• [PROBLEM TO WORK ON]:
Below are records to be repeated in full. Give them exactly.

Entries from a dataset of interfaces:
********************

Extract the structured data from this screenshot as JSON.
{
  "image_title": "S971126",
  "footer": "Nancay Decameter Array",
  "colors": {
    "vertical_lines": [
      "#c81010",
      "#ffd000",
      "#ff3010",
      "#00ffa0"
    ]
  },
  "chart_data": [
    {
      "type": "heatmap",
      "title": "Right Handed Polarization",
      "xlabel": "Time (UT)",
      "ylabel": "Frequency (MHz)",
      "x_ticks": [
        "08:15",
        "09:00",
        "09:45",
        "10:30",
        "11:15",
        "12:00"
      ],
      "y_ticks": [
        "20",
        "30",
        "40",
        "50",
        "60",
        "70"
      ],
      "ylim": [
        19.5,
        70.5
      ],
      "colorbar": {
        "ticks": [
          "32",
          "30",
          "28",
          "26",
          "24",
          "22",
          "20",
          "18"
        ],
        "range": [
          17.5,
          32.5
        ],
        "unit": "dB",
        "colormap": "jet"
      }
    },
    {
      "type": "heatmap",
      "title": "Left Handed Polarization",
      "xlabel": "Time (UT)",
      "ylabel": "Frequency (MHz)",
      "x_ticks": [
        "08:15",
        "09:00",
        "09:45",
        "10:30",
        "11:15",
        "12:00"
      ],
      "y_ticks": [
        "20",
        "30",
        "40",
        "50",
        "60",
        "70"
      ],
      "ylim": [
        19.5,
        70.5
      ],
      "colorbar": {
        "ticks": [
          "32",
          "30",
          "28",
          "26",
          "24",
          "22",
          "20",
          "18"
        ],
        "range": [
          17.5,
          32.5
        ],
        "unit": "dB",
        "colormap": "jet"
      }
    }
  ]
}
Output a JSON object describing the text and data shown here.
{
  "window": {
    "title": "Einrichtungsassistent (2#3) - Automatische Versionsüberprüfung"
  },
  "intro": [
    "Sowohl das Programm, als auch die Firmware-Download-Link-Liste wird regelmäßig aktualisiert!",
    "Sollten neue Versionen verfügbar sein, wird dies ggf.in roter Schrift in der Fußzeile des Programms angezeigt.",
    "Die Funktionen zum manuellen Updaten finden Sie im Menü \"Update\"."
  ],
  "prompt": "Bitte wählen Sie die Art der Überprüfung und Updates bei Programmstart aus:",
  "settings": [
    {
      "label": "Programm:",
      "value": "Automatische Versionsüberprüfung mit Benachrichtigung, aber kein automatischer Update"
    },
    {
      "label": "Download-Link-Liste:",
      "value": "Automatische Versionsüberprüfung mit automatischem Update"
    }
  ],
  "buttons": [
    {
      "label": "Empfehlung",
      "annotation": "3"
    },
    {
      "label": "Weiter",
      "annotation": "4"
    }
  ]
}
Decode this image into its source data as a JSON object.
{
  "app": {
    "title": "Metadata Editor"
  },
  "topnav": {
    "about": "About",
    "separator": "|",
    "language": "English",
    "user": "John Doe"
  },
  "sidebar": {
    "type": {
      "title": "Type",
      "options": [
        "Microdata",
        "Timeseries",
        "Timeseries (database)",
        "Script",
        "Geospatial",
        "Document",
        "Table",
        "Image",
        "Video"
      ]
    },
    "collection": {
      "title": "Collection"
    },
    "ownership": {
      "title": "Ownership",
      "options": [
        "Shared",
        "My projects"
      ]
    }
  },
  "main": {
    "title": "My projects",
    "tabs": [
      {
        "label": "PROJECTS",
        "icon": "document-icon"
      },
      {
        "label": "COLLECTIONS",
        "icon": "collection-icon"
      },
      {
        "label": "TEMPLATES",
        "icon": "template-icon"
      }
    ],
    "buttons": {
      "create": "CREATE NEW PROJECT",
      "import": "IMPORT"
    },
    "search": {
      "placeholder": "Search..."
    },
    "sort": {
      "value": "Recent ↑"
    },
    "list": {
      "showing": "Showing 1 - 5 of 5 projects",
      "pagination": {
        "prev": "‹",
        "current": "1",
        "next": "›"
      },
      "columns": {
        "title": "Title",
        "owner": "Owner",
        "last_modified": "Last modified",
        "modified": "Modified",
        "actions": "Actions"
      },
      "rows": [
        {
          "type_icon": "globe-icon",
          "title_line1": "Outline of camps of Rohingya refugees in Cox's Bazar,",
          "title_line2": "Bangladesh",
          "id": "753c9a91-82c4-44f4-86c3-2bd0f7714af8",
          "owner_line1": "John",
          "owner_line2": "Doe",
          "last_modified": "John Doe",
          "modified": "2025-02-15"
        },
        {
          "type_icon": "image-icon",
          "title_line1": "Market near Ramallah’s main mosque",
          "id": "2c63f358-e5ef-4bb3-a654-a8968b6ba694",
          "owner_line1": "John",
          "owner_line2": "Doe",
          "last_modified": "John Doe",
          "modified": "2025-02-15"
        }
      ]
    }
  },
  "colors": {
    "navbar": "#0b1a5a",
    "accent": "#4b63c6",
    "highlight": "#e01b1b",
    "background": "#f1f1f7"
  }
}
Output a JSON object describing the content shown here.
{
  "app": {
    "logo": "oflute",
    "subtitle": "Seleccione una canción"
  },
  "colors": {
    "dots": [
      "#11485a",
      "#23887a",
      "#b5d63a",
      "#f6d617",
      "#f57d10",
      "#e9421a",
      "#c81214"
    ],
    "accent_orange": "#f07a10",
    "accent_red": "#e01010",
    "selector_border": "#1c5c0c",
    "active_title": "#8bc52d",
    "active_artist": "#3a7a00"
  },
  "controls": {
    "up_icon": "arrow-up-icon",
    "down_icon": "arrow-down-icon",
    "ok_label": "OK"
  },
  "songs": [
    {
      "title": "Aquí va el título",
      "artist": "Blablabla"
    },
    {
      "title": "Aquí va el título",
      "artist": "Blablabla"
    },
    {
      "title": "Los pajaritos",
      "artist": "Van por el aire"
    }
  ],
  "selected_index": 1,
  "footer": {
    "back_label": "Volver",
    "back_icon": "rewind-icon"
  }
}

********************

• [PROBLEM SOLUTION]:
Extract the structured data from this screenshot as JSON.
{
  "image_title": "S971126",
  "footer": "Nancay Decameter Array",
  "colors": {
    "vertical_lines": [
      "#c81010",
      "#ffd000",
      "#ff3010",
      "#00ffa0"
    ]
  },
  "chart_data": [
    {
      "type": "heatmap",
      "title": "Right Handed Polarization",
      "xlabel": "Time (UT)",
      "ylabel": "Frequency (MHz)",
      "x_ticks": [
        "08:15",
        "09:00",
        "09:45",
        "10:30",
        "11:15",
        "12:00"
      ],
      "y_ticks": [
        "20",
        "30",
        "40",
        "50",
        "60",
        "70"
      ],
      "ylim": [
        19.5,
        70.5
      ],
      "colorbar": {
        "ticks": [
          "32",
          "30",
          "28",
          "26",
          "24",
          "22",
          "20",
          "18"
        ],
        "range": [
          17.5,
          32.5
        ],
        "unit": "dB",
        "colormap": "jet"
      }
    },
    {
      "type": "heatmap",
      "title": "Left Handed Polarization",
      "xlabel": "Time (UT)",
      "ylabel": "Frequency (MHz)",
      "x_ticks": [
        "08:15",
        "09:00",
        "09:45",
        "10:30",
        "11:15",
        "12:00"
      ],
      "y_ticks": [
        "20",
        "30",
        "40",
        "50",
        "60",
        "70"
      ],
      "ylim": [
        19.5,
        70.5
      ],
      "colorbar": {
        "ticks": [
          "32",
          "30",
          "28",
          "26",
          "24",
          "22",
          "20",
          "18"
        ],
        "range": [
          17.5,
          32.5
        ],
        "unit": "dB",
        "colormap": "jet"
      }
    }
  ]
}
Output a JSON object describing the text and data shown here.
{
  "window": {
    "title": "Einrichtungsassistent (2#3) - Automatische Versionsüberprüfung"
  },
  "intro": [
    "Sowohl das Programm, als auch die Firmware-Download-Link-Liste wird regelmäßig aktualisiert!",
    "Sollten neue Versionen verfügbar sein, wird dies ggf.in roter Schrift in der Fußzeile des Programms angezeigt.",
    "Die Funktionen zum manuellen Updaten finden Sie im Menü \"Update\"."
  ],
  "prompt": "Bitte wählen Sie die Art der Überprüfung und Updates bei Programmstart aus:",
  "settings": [
    {
      "label": "Programm:",
      "value": "Automatische Versionsüberprüfung mit Benachrichtigung, aber kein automatischer Update"
    },
    {
      "label": "Download-Link-Liste:",
      "value": "Automatische Versionsüberprüfung mit automatischem Update"
    }
  ],
  "buttons": [
    {
      "label": "Empfehlung",
      "annotation": "3"
    },
    {
      "label": "Weiter",
      "annotation": "4"
    }
  ]
}
Decode this image into its source data as a JSON object.
{
  "app": {
    "title": "Metadata Editor"
  },
  "topnav": {
    "about": "About",
    "separator": "|",
    "language": "English",
    "user": "John Doe"
  },
  "sidebar": {
    "type": {
      "title": "Type",
      "options": [
        "Microdata",
        "Timeseries",
        "Timeseries (database)",
        "Script",
        "Geospatial",
        "Document",
        "Table",
        "Image",
        "Video"
      ]
    },
    "collection": {
      "title": "Collection"
    },
    "ownership": {
      "title": "Ownership",
      "options": [
        "Shared",
        "My projects"
      ]
    }
  },
  "main": {
    "title": "My projects",
    "tabs": [
      {
        "label": "PROJECTS",
        "icon": "document-icon"
      },
      {
        "label": "COLLECTIONS",
        "icon": "collection-icon"
      },
      {
        "label": "TEMPLATES",
        "icon": "template-icon"
      }
    ],
    "buttons": {
      "create": "CREATE NEW PROJECT",
      "import": "IMPORT"
    },
    "search": {
      "placeholder": "Search..."
    },
    "sort": {
      "value": "Recent ↑"
    },
    "list": {
      "showing": "Showing 1 - 5 of 5 projects",
      "pagination": {
        "prev": "‹",
        "current": "1",
        "next": "›"
      },
      "columns": {
        "title": "Title",
        "owner": "Owner",
        "last_modified": "Last modified",
        "modified": "Modified",
        "actions": "Actions"
      },
      "rows": [
        {
          "type_icon": "globe-icon",
          "title_line1": "Outline of camps of Rohingya refugees in Cox's Bazar,",
          "title_line2": "Bangladesh",
          "id": "753c9a91-82c4-44f4-86c3-2bd0f7714af8",
          "owner_line1": "John",
          "owner_line2": "Doe",
          "last_modified": "John Doe",
          "modified": "2025-02-15"
        },
        {
          "type_icon": "image-icon",
          "title_line1": "Market near Ramallah’s main mosque",
          "id": "2c63f358-e5ef-4bb3-a654-a8968b6ba694",
          "owner_line1": "John",
          "owner_line2": "Doe",
          "last_modified": "John Doe",
          "modified": "2025-02-15"
        }
      ]
    }
  },
  "colors": {
    "navbar": "#0b1a5a",
    "accent": "#4b63c6",
    "highlight": "#e01b1b",
    "background": "#f1f1f7"
  }
}
Output a JSON object describing the content shown here.
{
  "app": {
    "logo": "oflute",
    "subtitle": "Seleccione una canción"
  },
  "colors": {
    "dots": [
      "#11485a",
      "#23887a",
      "#b5d63a",
      "#f6d617",
      "#f57d10",
      "#e9421a",
      "#c81214"
    ],
    "accent_orange": "#f07a10",
    "accent_red": "#e01010",
    "selector_border": "#1c5c0c",
    "active_title": "#8bc52d",
    "active_artist": "#3a7a00"
  },
  "controls": {
    "up_icon": "arrow-up-icon",
    "down_icon": "arrow-down-icon",
    "ok_label": "OK"
  },
  "songs": [
    {
      "title": "Aquí va el título",
      "artist": "Blablabla"
    },
    {
      "title": "Aquí va el título",
      "artist": "Blablabla"
    },
    {
      "title": "Los pajaritos",
      "artist": "Van por el aire"
    }
  ],
  "selected_index": 1,
  "footer": {
    "back_label": "Volver",
    "back_icon": "rewind-icon"
  }
}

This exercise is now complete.